Textbook of Critical Care, 5th Ed. Fink MP, Abraham E, Vincent J-L, Kochanek PM Philadelphia, PA: Elsevier Saunders, 2005. ISBN 0-7216-0335-1. 2538 pages, $199.00 for book only and $299.00 for references on CD-ROM and Web site access.
In agreeing to review Textbook of Critical Care, this reviewer expected, if nothing else, that in the 3 months allotted for the review, he would receive a comprehensive review of critical care medicine and gain a list of recent references. The expectations were not met. The text is over 2,300 pages long, with 265 chapters and over 440 authors. The majority of the authors have an internal medicine or surgical background; less than 5% are anesthesiologists.

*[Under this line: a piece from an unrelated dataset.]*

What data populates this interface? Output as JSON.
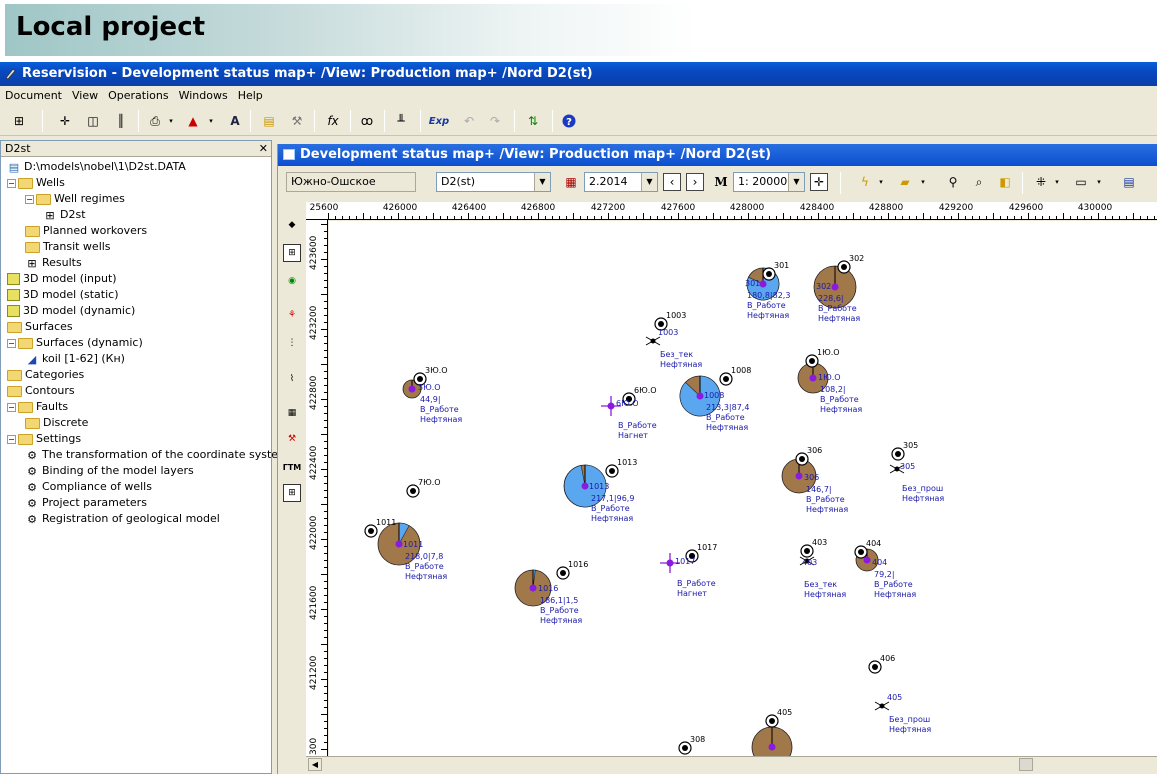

The book would have been even longer, but the majority of the references have been included in an accompanying CD (for an additional price).
There are some differences from the 4th edition; the editors have included more international authors, but in reality, most are American or northern European. In the 5th edition, key points have been included at the beginning of every chapter, but because these are brief and not highlighted within the text, if the key point is not readily understood, there is no mechanism for identifying it in the text in order to gain additional insight. Paying the higher price gains one Internet access and the ability to download PowerPoint slides, which is a very big plus for the text. Although the overall quality of the tables is excellent, there is some variability and some are clearly deficient.
The editors have added 27 chapters at the beginning of the book that deal with common problems within the intensive care unit (ICU). Here again there is much variability between chapters. For example, the chapter on respiratory failure in this introductory section is only 2 pages long, whereas the chapter on acid-base balance is 12 pages long, and neither recommended additional reading. The sedation chapter is overall a good one, but there is no discussion of dexmedetomidine. The chapter on glucose management is also of note. Anesthesiologist-intensivists will be able to tell that a patient in the holding area, or in the ICU for that matter, is not hypoglycemic if the blood glucose is not less than 40 mg percent unless the patient is also symptomatic. Since two thirds of the patients in the ICU receive sedative agents, this definition of hypoglycemia is often not useful. In the chapter on distributive shock, vasopressors are recommended without any discussion of any specific vasopressors. While additional information is supplied later in the book, as a quick read, this chapter is not particularly helpful.
In the basic science section, again chapters are variable. The first chapter deals with the expression of gene products and notes that they are regulated at multiple steps. The second chapter in this section deals with neutrophils. There is no discussion of the immune system overall, which is critical before beginning discussions of each individual component of the immune system.
For a new textbook, some terms are already out of date such as “endotracheal” (now known as “tracheal” tubes), and the ACLS guidelines use “antidysrhythmics,” not the preferred term “antiarrhythmics.” While these are small points, they date the textbook.
The whole section on mechanical ventilation is disappointing for the same reason that the basic science section is disappointing. There is no overview of mechanical ventilation as a whole. One would have to read every chapter to have a clear understanding of the best way to ventilate a patient in the PACU or SICU. For example, there is a statement, “Extracorporeal life support should be instituted early before significant ventilator trauma developed.” One would have to consider the source, but how many of us consider extracorporeal cardiopulmonary bypass in the ICU for patients with worsening lung disease while on mechanical ventilation?
Similarly such statements as, “The presence of a difficult airway in a patient requiring prolonged mechanical ventilation is an absolute indication for a tracheostomy” would not be accepted by most anesthesiologists. To have it appear in a textbook of critical care medicine is disturbing.
In summary, this reviewer has serious concerns about the textbook, which is expensive, and though it introduces some novel concepts, the variability of the quality of the textbook makes it difficult to recommend to anesthesia residents, who might not recognize some of the deficiencies within the book, or to more experienced individuals, who would be disappointed with the overall quality.
Michael J. Murray, MD, PhD
Professor and Chair
Department of Anesthesiology